Work instruction: Only a single number is expected: how many lines of the data hold the word "range".

Exercise input:
● ● ● ● ●

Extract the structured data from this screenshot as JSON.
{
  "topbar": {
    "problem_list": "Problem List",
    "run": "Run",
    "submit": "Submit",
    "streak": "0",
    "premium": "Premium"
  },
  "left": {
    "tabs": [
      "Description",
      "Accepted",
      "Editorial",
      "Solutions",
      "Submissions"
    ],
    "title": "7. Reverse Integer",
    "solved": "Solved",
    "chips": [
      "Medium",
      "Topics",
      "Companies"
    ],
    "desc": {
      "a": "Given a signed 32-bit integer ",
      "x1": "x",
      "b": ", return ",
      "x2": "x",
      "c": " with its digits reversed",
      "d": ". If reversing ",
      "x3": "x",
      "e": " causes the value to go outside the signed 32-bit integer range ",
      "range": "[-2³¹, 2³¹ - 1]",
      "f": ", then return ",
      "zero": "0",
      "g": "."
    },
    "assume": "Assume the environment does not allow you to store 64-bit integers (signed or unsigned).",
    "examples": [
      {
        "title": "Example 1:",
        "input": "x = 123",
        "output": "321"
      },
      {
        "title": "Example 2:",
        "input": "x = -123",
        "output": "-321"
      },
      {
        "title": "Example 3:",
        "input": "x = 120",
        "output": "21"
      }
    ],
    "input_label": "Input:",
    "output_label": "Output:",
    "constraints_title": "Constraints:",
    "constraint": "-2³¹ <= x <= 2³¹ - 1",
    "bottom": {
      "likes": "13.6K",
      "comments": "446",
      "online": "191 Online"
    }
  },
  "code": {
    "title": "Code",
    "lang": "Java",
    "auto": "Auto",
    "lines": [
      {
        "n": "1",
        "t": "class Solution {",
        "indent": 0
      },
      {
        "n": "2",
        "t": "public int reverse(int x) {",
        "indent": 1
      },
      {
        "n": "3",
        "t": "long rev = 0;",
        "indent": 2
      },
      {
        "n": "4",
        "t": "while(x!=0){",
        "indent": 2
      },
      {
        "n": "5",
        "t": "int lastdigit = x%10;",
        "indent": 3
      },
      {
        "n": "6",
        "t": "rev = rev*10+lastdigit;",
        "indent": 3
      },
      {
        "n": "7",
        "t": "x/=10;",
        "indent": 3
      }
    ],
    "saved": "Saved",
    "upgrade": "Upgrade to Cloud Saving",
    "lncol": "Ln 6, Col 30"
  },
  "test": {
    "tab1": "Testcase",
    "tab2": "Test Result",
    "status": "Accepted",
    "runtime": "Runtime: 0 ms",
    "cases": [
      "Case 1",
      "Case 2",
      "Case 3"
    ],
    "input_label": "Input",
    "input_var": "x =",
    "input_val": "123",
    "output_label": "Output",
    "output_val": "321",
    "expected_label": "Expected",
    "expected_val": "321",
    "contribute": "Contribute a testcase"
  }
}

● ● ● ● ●

Answer area: 2